Most attacks like this happen because access is gained through links in emails. In what's called a "spear-phishing" attack, emails will be sent to various people in a company that may have high level access. The emails will look completely official, and will direct the recipient to log in, for some urgent purpose, by clicking a link in the email. This will take them to a website that looks exactly like the one they expect, but it will capture the login credentials, send them to the bad guys, and then log the person into the real website. Nothing will appear to be wrong. The lesson here is that you must be vigilant. When you get an email that appears to be from your bank, your credit card company, Social Security, or some other "official" source, don't just blindly click on any links within the email. Most organizations will not ask you to do that, although some of my credit cards will tell me to click a link to go to their "Secure Message Center" to view a document. This is bad form on their part, and I'm extra careful about that. In most email programs you can hover the mouse over a link and see where it is going to take you. If the link says https://www.chase.com, it might look like you're going to Chase Bank. But if you hover over the link and it says https://chase.somerandomsite.com that's a giant red flag.

It has been several years since an email was sent to this list that caused infection. I wasn't moderating then, and implemented moderation immediately after that happened. More than once I've thought about turning off moderation, because it's a burden to me, reviewing every post before publishing, and you, having to wait to see your post. Newbies usually think something went wrong, and post again, creating additional overhead. Because the threats keep coming, I will keep moderating, even though 99.99999% of the posts are safe. It only takes one to ruin your day! Be safe out there.


Ceil J
 

Thanks, Jim!  My sister recently went through this attack and actually called the number provided.  She hung up when she heard what they said.  I did help her get her computer free (started in safe mode, used Malwarebytes and everything else I could think of to rid her machine of the program).  But I think she must have turned it off before the program downloaded as I was able to fix it.  However, then I wasn't feeling well one day and tried a trial of a new program.  I saw that the program was able to access (or so I thought) my computer and so deleted many items.  Well, it turned out that the program was just opening folders and I must have been in a fog and not thinking.  Result:  I lost things that weren't backed up, not a lot, but I did lose my most recent income tax forms (luckily I made hard copies) and a few other things.  Had to use Dell support to get some things fixed. 
Bottom line:  the computer isn't always the best place to be if you don't have your brain with you. :)
I did get an announcement a few months back that my computer was taken over and I closed it right away.  It happened when I clicked on an item I was searching from a list of Google results.  I once had a program that gave a safe site rating for search results but that was years ago and I'm not sure it would even work now with all the hackers out now.
Also, for some reason Chris Krause's reply was sent to my spam folder even though my gmail account seems to be letting some spam items through lately.  Not sure why that's happening.


Sheila Cheatham
 

Thank you.
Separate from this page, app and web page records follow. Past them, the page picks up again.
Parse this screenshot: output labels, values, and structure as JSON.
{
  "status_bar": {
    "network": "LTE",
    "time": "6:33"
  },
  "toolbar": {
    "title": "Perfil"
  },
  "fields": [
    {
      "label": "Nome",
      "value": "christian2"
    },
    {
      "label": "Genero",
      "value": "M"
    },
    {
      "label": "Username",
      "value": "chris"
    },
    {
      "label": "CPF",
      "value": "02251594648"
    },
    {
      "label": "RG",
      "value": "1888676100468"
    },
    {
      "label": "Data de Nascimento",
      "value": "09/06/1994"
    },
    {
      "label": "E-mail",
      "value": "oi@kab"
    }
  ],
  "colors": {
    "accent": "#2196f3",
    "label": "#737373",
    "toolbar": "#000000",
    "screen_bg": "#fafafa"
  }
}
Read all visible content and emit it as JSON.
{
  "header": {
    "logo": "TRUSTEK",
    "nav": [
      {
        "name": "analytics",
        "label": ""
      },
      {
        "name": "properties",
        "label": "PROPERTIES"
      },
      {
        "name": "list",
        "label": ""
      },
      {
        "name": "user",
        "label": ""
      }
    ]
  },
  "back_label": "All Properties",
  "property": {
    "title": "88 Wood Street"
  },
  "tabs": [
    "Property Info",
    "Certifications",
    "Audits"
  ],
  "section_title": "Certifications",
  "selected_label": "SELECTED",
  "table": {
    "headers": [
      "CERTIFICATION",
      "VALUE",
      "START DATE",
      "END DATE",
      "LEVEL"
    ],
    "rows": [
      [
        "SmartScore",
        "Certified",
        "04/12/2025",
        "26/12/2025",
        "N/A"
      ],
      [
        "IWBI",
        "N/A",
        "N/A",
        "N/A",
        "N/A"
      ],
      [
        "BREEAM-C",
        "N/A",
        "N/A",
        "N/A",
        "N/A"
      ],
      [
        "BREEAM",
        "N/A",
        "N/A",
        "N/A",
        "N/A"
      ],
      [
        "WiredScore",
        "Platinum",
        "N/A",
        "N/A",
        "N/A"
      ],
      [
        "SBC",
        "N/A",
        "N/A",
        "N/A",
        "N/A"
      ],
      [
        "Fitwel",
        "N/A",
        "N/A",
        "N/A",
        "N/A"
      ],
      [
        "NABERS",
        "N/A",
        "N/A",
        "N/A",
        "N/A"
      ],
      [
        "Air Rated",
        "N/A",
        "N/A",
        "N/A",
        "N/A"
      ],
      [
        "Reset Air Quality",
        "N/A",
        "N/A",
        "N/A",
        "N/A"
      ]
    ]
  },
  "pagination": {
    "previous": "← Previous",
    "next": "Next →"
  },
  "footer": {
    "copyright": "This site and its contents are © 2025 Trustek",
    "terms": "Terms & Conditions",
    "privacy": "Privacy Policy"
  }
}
This is a good reminder that phones and computers can be open books to you life. Everyone needs to be cautious.

Sheila
My iPhone


ikego58
 

Thank you Jim!  I am going to pass this on to my family; it is very clearly written.  Kelly